Similarly. Another method is to frequency-modulate the carrier with audio tones that change in frequency. Once at the receiver.An additional perceived improvement in signal-to-noise ratio can be achieved if the audio signal is pre-emphasized. the frequency of the signal is changed from one frequency to another. Figure 3-12. the signals are passed through a network with the opposite effect to restore a flat frequency response. There are two methods that can be employed to generate the two different frequencies needed for carrying the information. This second method can be of advantage when tuning accuracy is an issue. To achieve this. The first and most obvious is to change the frequency of the carrier. at the receiver the response falls by the same amount. the signal may be passed through a capacitor–resistor (CR) network. . To achieve the pre-emphasis. Frequency shift keying. Here. the signal increases in level by 6 dB per octave. Frequency shift keying Many signals employ a system called frequency shift keying (FSK) to carry digital data (Figure 3-12). one frequency counting as the digital 1 (mark) and the other as a digital 0 (space). the lower-level high-frequency sounds are amplified to a greater degree than the lower-frequency sounds before they are transmitted. At frequencies above the cut-off frequency. in a scheme known as Audio Frequency Shift Keying (AFSK). By changing the frequency of the signal between these two it is possible to send data over the radio.

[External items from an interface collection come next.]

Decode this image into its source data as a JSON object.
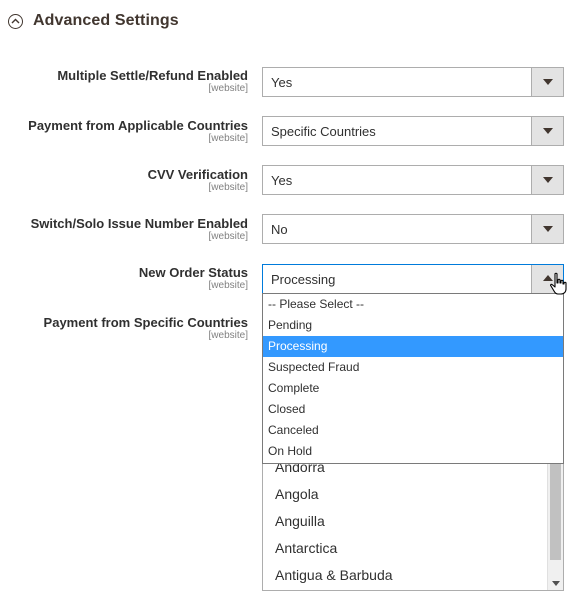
{
  "section": {
    "title": "Advanced Settings"
  },
  "fields": [
    {
      "label": "Multiple Settle/Refund Enabled",
      "scope": "[website]",
      "value": "Yes"
    },
    {
      "label": "Payment from Applicable Countries",
      "scope": "[website]",
      "value": "Specific Countries"
    },
    {
      "label": "CVV Verification",
      "scope": "[website]",
      "value": "Yes"
    },
    {
      "label": "Switch/Solo Issue Number Enabled",
      "scope": "[website]",
      "value": "No"
    },
    {
      "label": "New Order Status",
      "scope": "[website]",
      "value": "Processing"
    },
    {
      "label": "Payment from Specific Countries",
      "scope": "[website]"
    }
  ],
  "order_status_options": [
    "-- Please Select --",
    "Pending",
    "Processing",
    "Suspected Fraud",
    "Complete",
    "Closed",
    "Canceled",
    "On Hold"
  ],
  "order_status_selected": "Processing",
  "countries": [
    "Andorra",
    "Angola",
    "Anguilla",
    "Antarctica",
    "Antigua & Barbuda"
  ],
  "icons": {
    "section_toggle": "collapse-up-icon",
    "cursor": "hand-pointer-icon",
    "dropdown_arrow": "chevron-down-icon"
  },
  "colors": {
    "highlight": "#3399ff",
    "title": "#41362f",
    "focus_border": "#007bdb"
  }
}
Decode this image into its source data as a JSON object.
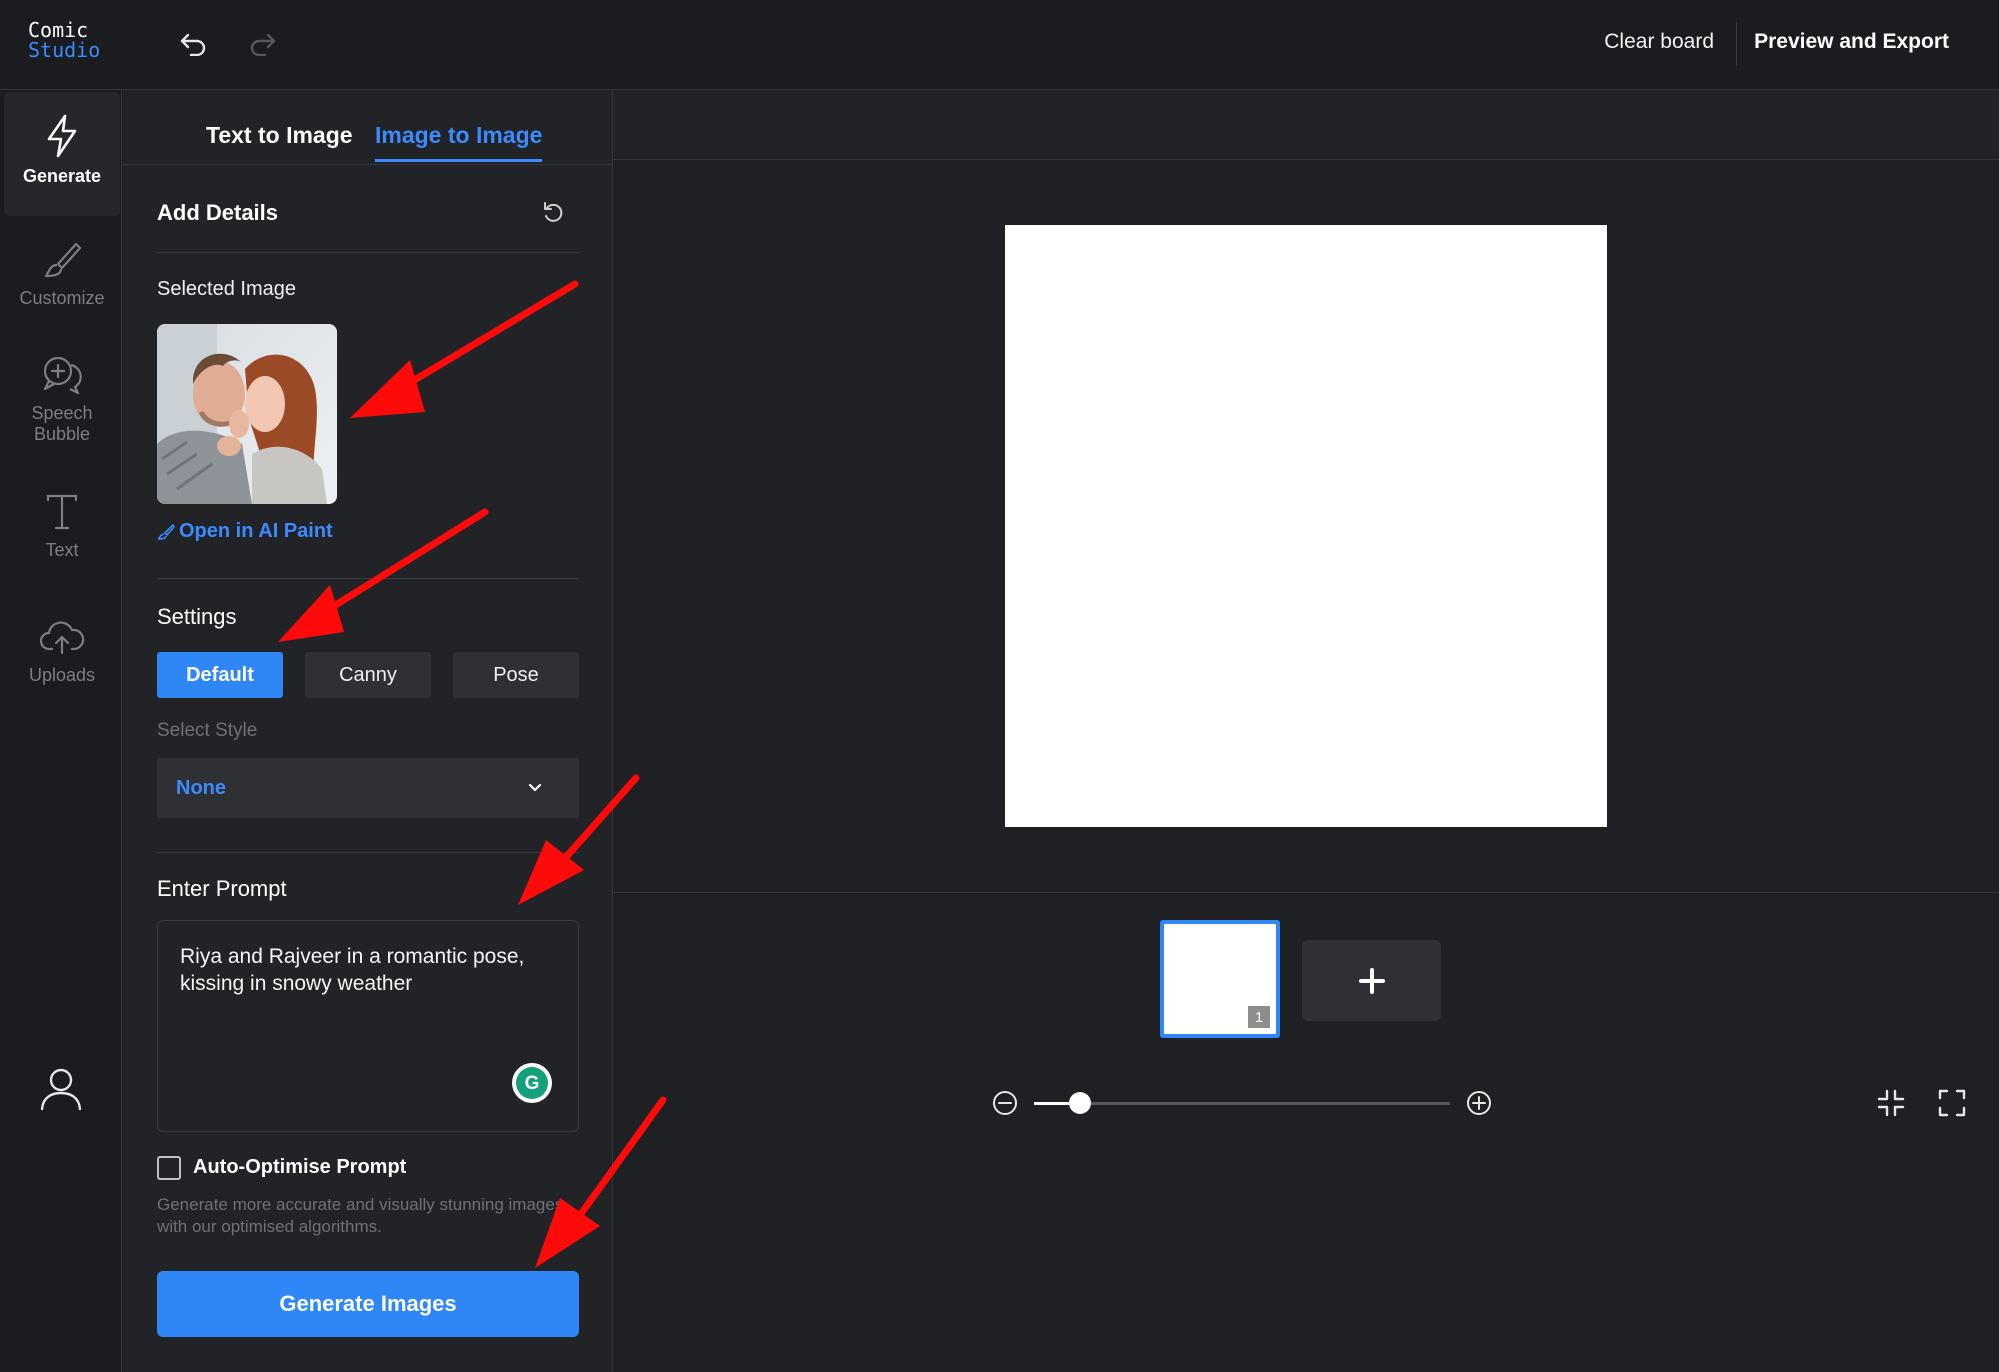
{
  "app": {
    "logo_line1": "Comic",
    "logo_line2": "Studio"
  },
  "header": {
    "clear_board": "Clear board",
    "preview_export": "Preview and Export"
  },
  "rail": {
    "items": [
      {
        "label": "Generate",
        "icon": "lightning-icon"
      },
      {
        "label": "Customize",
        "icon": "brush-icon"
      },
      {
        "label": "Speech Bubble",
        "icon": "speech-bubble-add-icon"
      },
      {
        "label": "Text",
        "icon": "text-t-icon"
      },
      {
        "label": "Uploads",
        "icon": "cloud-upload-icon"
      }
    ],
    "profile_icon": "user-icon"
  },
  "panel": {
    "tabs": [
      {
        "label": "Text to Image"
      },
      {
        "label": "Image to Image"
      }
    ],
    "add_details": "Add Details",
    "selected_image": "Selected Image",
    "open_ai_paint": "Open in AI Paint",
    "settings": "Settings",
    "modes": [
      {
        "label": "Default"
      },
      {
        "label": "Canny"
      },
      {
        "label": "Pose"
      }
    ],
    "select_style_label": "Select Style",
    "style_value": "None",
    "enter_prompt": "Enter Prompt",
    "prompt_value": "Riya and Rajveer in a romantic pose, kissing in snowy weather",
    "grammarly_letter": "G",
    "auto_optimise": "Auto-Optimise Prompt",
    "helper_text": "Generate more accurate and visually stunning images with our optimised algorithms.",
    "generate_button": "Generate Images"
  },
  "pages": {
    "current_page_number": "1",
    "add_page": "+"
  },
  "zoom": {
    "level": 0.11
  },
  "colors": {
    "accent": "#2f86f6",
    "link": "#3b8bff",
    "annotation_arrow": "#ff0a0a",
    "grammarly": "#15a07c"
  }
}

we see the spectra of a signal for β = 0.2. so β is proportional to its amplitude. 5. The sideband amplitudes become negligibly small beyond a certain frequency offset from the carrier.Frequency Modulation The instantaneous frequency deviation of the modulated carrier with respect to the frequency of the unmodulated carrier is directly proportional to the instantaneous amplitude of the modulating signal. In figure 22. . individual spectral components are shown. β is varied by changing the modulating frequency. in figure 23d. and 10. and c. We can determine the bandwidth required for low distortion transmission by counting the number of significant sidebands. The sinusoidal modulating signal has the constant frequency fm. depending on the magnitude of β. significant sidebands are those sidebands that have a voltage at least 1 percent (–40 dB) of the voltage of the unmodulated carrier for any β between 0 and maximum. In figure 23. but the envelope is correct. the spectrum of an FM signal is not infinite. 1. For high fidelity. b. therefore. the amplitude of the modulating signal is held constant and. We shall now investigate the spectral behavior of an FM signal for different values of β. Bandwidth of FM signals In practice. the components are not resolved. Note: in figure 23a.

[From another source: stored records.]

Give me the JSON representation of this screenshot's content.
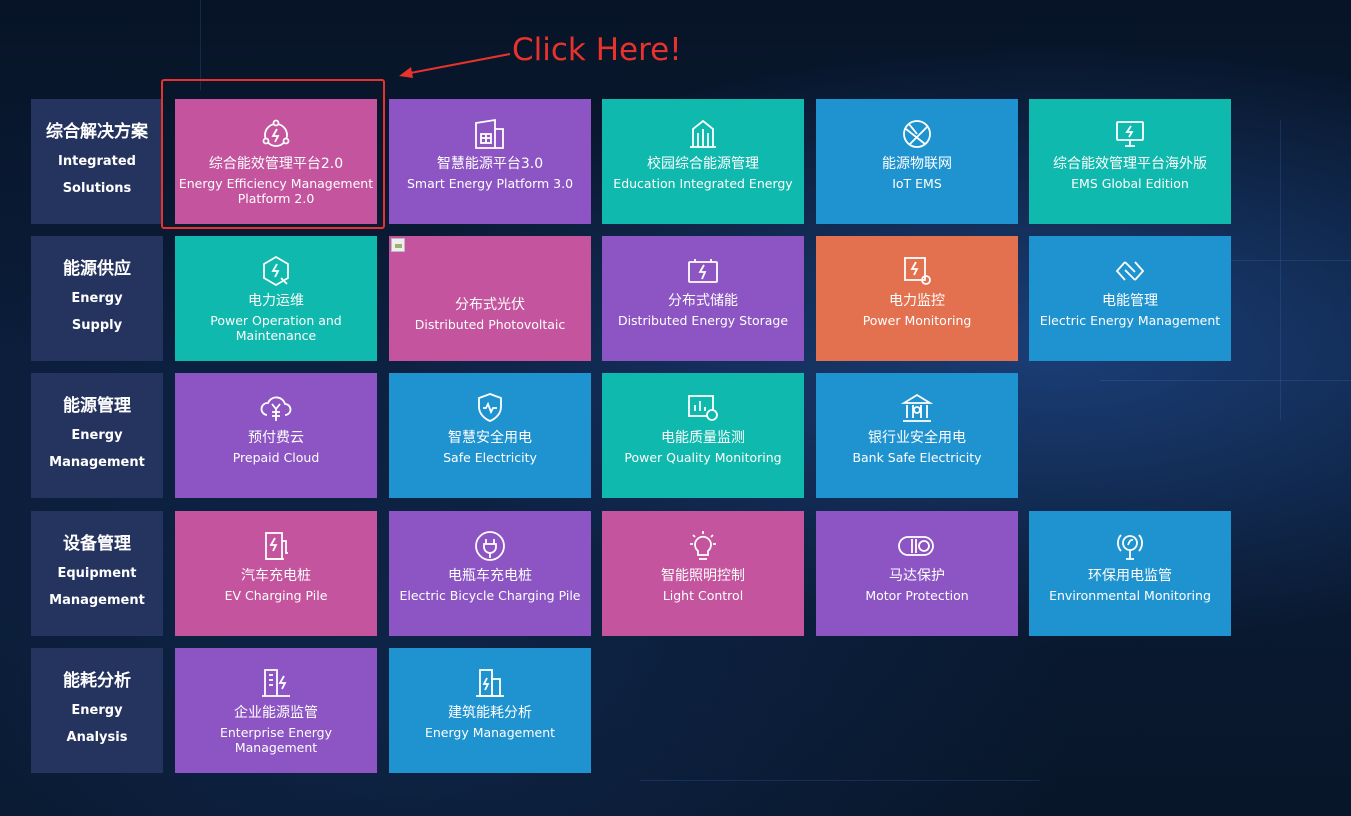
{
  "annotation": {
    "text": "Click Here!",
    "color": "#e8322c"
  },
  "categories": [
    {
      "zh": "综合解决方案",
      "en1": "Integrated",
      "en2": "Solutions"
    },
    {
      "zh": "能源供应",
      "en1": "Energy",
      "en2": "Supply"
    },
    {
      "zh": "能源管理",
      "en1": "Energy",
      "en2": "Management"
    },
    {
      "zh": "设备管理",
      "en1": "Equipment",
      "en2": "Management"
    },
    {
      "zh": "能耗分析",
      "en1": "Energy",
      "en2": "Analysis"
    }
  ],
  "tiles": {
    "r0": [
      {
        "zh": "综合能效管理平台2.0",
        "en": "Energy Efficiency Management Platform 2.0",
        "icon": "energy-circle-icon",
        "color": "#c4549e"
      },
      {
        "zh": "智慧能源平台3.0",
        "en": "Smart Energy Platform 3.0",
        "icon": "factory-icon",
        "color": "#8c55c3"
      },
      {
        "zh": "校园综合能源管理",
        "en": "Education Integrated Energy",
        "icon": "campus-building-icon",
        "color": "#0fb9ad"
      },
      {
        "zh": "能源物联网",
        "en": "IoT EMS",
        "icon": "iot-network-icon",
        "color": "#1f93d0"
      },
      {
        "zh": "综合能效管理平台海外版",
        "en": "EMS Global Edition",
        "icon": "monitor-energy-icon",
        "color": "#0fb9ad"
      }
    ],
    "r1": [
      {
        "zh": "电力运维",
        "en": "Power Operation and Maintenance",
        "icon": "maintenance-wrench-icon",
        "color": "#0fb9ad"
      },
      {
        "zh": "分布式光伏",
        "en": "Distributed Photovoltaic",
        "icon": "broken-image-icon",
        "color": "#c4549e"
      },
      {
        "zh": "分布式储能",
        "en": "Distributed Energy Storage",
        "icon": "battery-storage-icon",
        "color": "#8c55c3"
      },
      {
        "zh": "电力监控",
        "en": "Power Monitoring",
        "icon": "power-monitor-icon",
        "color": "#e37150"
      },
      {
        "zh": "电能管理",
        "en": "Electric Energy Management",
        "icon": "electric-management-icon",
        "color": "#1f93d0"
      }
    ],
    "r2": [
      {
        "zh": "预付费云",
        "en": "Prepaid Cloud",
        "icon": "prepaid-cloud-icon",
        "color": "#8c55c3"
      },
      {
        "zh": "智慧安全用电",
        "en": "Safe Electricity",
        "icon": "safety-shield-icon",
        "color": "#1f93d0"
      },
      {
        "zh": "电能质量监测",
        "en": "Power Quality Monitoring",
        "icon": "quality-chart-icon",
        "color": "#0fb9ad"
      },
      {
        "zh": "银行业安全用电",
        "en": "Bank Safe Electricity",
        "icon": "bank-icon",
        "color": "#1f93d0"
      }
    ],
    "r3": [
      {
        "zh": "汽车充电桩",
        "en": "EV Charging Pile",
        "icon": "ev-charger-icon",
        "color": "#c4549e"
      },
      {
        "zh": "电瓶车充电桩",
        "en": "Electric Bicycle Charging Pile",
        "icon": "plug-icon",
        "color": "#8c55c3"
      },
      {
        "zh": "智能照明控制",
        "en": "Light Control",
        "icon": "light-bulb-icon",
        "color": "#c4549e"
      },
      {
        "zh": "马达保护",
        "en": "Motor Protection",
        "icon": "motor-icon",
        "color": "#8c55c3"
      },
      {
        "zh": "环保用电监管",
        "en": "Environmental Monitoring",
        "icon": "eco-monitor-icon",
        "color": "#1f93d0"
      }
    ],
    "r4": [
      {
        "zh": "企业能源监管",
        "en": "Enterprise Energy Management",
        "icon": "enterprise-building-icon",
        "color": "#8c55c3"
      },
      {
        "zh": "建筑能耗分析",
        "en": "Energy Management",
        "icon": "building-energy-icon",
        "color": "#1f93d0"
      }
    ]
  }
}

in (c). β= 10 . in (d). β = 5. β = 0. In (a). amplitude varying).Figure 22. Amplitude-frequency spectrum of an FM signal (sinusoidal modulating signal.2. f fixed. β = 1. in (b).

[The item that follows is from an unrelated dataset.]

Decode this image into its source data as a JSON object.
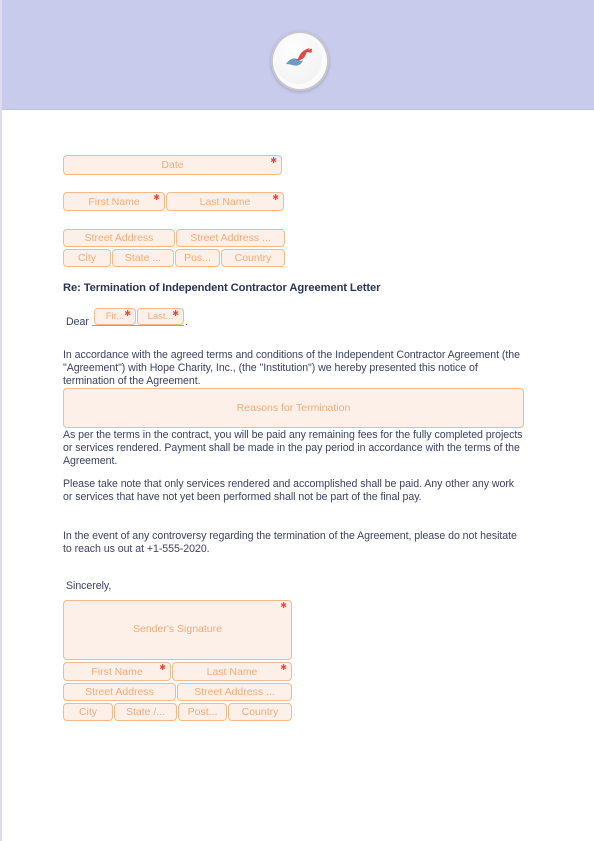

The required transmission bandwidth in this case is twice fm. as for AM. β −> ∞ Two important facts emerge from the preceding figures: (1) For very low modulation indices (β less than 0. β = 15. in (c). we get only one significant pair of sidebands. For values of  between these extremes we have to count the significant sidebands. . β = 10.) In (a). fm decreasing. Amplitude-frequency spectrum of an FM signal (amplitude of delta f fixed.2). in (b). (2) For very high modulation indices (β more than 100). in (d).Figure 23. β = 5. the transmission bandwidth is twice Δfp.